YOUR GOAL
Print out every record exactly as it appears.

------ INFORMATION GIVEN ------

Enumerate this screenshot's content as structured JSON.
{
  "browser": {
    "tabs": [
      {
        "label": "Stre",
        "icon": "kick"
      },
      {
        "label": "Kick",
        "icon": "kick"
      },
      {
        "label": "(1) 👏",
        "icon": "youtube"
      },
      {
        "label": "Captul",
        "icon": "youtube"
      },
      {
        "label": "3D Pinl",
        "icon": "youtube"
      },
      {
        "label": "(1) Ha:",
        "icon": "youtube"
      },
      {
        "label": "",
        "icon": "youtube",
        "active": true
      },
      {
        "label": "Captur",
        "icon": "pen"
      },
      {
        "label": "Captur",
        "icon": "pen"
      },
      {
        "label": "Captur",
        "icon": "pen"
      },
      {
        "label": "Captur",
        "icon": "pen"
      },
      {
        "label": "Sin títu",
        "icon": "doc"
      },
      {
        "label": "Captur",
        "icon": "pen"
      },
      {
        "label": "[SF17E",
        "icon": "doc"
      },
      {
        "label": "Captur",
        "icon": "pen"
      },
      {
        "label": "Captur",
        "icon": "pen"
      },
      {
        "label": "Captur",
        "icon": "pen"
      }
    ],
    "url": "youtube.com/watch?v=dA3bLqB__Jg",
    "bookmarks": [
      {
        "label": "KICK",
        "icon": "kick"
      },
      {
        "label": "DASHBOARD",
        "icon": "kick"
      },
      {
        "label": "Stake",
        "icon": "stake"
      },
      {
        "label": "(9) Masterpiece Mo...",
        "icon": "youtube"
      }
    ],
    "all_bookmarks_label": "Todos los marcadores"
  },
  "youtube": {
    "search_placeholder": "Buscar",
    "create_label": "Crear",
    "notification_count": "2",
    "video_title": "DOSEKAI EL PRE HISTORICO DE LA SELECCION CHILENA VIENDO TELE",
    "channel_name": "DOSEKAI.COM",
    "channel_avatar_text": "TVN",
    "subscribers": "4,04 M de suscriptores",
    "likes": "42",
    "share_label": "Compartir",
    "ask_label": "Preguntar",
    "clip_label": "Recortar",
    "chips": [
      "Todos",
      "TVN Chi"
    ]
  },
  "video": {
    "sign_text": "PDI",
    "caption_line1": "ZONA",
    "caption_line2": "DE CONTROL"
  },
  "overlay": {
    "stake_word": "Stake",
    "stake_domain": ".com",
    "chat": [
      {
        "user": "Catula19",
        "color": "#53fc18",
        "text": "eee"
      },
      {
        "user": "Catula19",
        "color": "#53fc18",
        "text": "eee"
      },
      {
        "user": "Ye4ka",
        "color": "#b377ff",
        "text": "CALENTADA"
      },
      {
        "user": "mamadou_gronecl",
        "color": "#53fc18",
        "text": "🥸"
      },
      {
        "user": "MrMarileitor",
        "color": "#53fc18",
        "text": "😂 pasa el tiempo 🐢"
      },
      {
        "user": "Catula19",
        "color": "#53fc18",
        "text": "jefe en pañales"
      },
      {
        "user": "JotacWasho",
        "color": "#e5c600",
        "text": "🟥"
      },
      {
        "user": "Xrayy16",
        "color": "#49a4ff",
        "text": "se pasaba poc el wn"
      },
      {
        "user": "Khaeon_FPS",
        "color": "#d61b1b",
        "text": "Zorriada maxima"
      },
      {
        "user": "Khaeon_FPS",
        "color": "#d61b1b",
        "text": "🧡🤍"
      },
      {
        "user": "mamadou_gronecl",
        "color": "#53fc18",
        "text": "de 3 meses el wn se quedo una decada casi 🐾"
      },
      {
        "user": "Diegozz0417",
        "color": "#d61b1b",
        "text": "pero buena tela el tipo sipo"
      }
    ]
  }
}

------

EXERCISE RESPONSE
Enumerate this screenshot's content as structured JSON.
{
  "browser": {
    "tabs": [
      {
        "label": "Stre",
        "icon": "kick"
      },
      {
        "label": "Kick",
        "icon": "kick"
      },
      {
        "label": "(1) 👏",
        "icon": "youtube"
      },
      {
        "label": "Captul",
        "icon": "youtube"
      },
      {
        "label": "3D Pinl",
        "icon": "youtube"
      },
      {
        "label": "(1) Ha:",
        "icon": "youtube"
      },
      {
        "label": "",
        "icon": "youtube",
        "active": true
      },
      {
        "label": "Captur",
        "icon": "pen"
      },
      {
        "label": "Captur",
        "icon": "pen"
      },
      {
        "label": "Captur",
        "icon": "pen"
      },
      {
        "label": "Captur",
        "icon": "pen"
      },
      {
        "label": "Sin títu",
        "icon": "doc"
      },
      {
        "label": "Captur",
        "icon": "pen"
      },
      {
        "label": "[SF17E",
        "icon": "doc"
      },
      {
        "label": "Captur",
        "icon": "pen"
      },
      {
        "label": "Captur",
        "icon": "pen"
      },
      {
        "label": "Captur",
        "icon": "pen"
      }
    ],
    "url": "youtube.com/watch?v=dA3bLqB__Jg",
    "bookmarks": [
      {
        "label": "KICK",
        "icon": "kick"
      },
      {
        "label": "DASHBOARD",
        "icon": "kick"
      },
      {
        "label": "Stake",
        "icon": "stake"
      },
      {
        "label": "(9) Masterpiece Mo...",
        "icon": "youtube"
      }
    ],
    "all_bookmarks_label": "Todos los marcadores"
  },
  "youtube": {
    "search_placeholder": "Buscar",
    "create_label": "Crear",
    "notification_count": "2",
    "video_title": "DOSEKAI EL PRE HISTORICO DE LA SELECCION CHILENA VIENDO TELE",
    "channel_name": "DOSEKAI.COM",
    "channel_avatar_text": "TVN",
    "subscribers": "4,04 M de suscriptores",
    "likes": "42",
    "share_label": "Compartir",
    "ask_label": "Preguntar",
    "clip_label": "Recortar",
    "chips": [
      "Todos",
      "TVN Chi"
    ]
  },
  "video": {
    "sign_text": "PDI",
    "caption_line1": "ZONA",
    "caption_line2": "DE CONTROL"
  },
  "overlay": {
    "stake_word": "Stake",
    "stake_domain": ".com",
    "chat": [
      {
        "user": "Catula19",
        "color": "#53fc18",
        "text": "eee"
      },
      {
        "user": "Catula19",
        "color": "#53fc18",
        "text": "eee"
      },
      {
        "user": "Ye4ka",
        "color": "#b377ff",
        "text": "CALENTADA"
      },
      {
        "user": "mamadou_gronecl",
        "color": "#53fc18",
        "text": "🥸"
      },
      {
        "user": "MrMarileitor",
        "color": "#53fc18",
        "text": "😂 pasa el tiempo 🐢"
      },
      {
        "user": "Catula19",
        "color": "#53fc18",
        "text": "jefe en pañales"
      },
      {
        "user": "JotacWasho",
        "color": "#e5c600",
        "text": "🟥"
      },
      {
        "user": "Xrayy16",
        "color": "#49a4ff",
        "text": "se pasaba poc el wn"
      },
      {
        "user": "Khaeon_FPS",
        "color": "#d61b1b",
        "text": "Zorriada maxima"
      },
      {
        "user": "Khaeon_FPS",
        "color": "#d61b1b",
        "text": "🧡🤍"
      },
      {
        "user": "mamadou_gronecl",
        "color": "#53fc18",
        "text": "de 3 meses el wn se quedo una decada casi 🐾"
      },
      {
        "user": "Diegozz0417",
        "color": "#d61b1b",
        "text": "pero buena tela el tipo sipo"
      }
    ]
  }
}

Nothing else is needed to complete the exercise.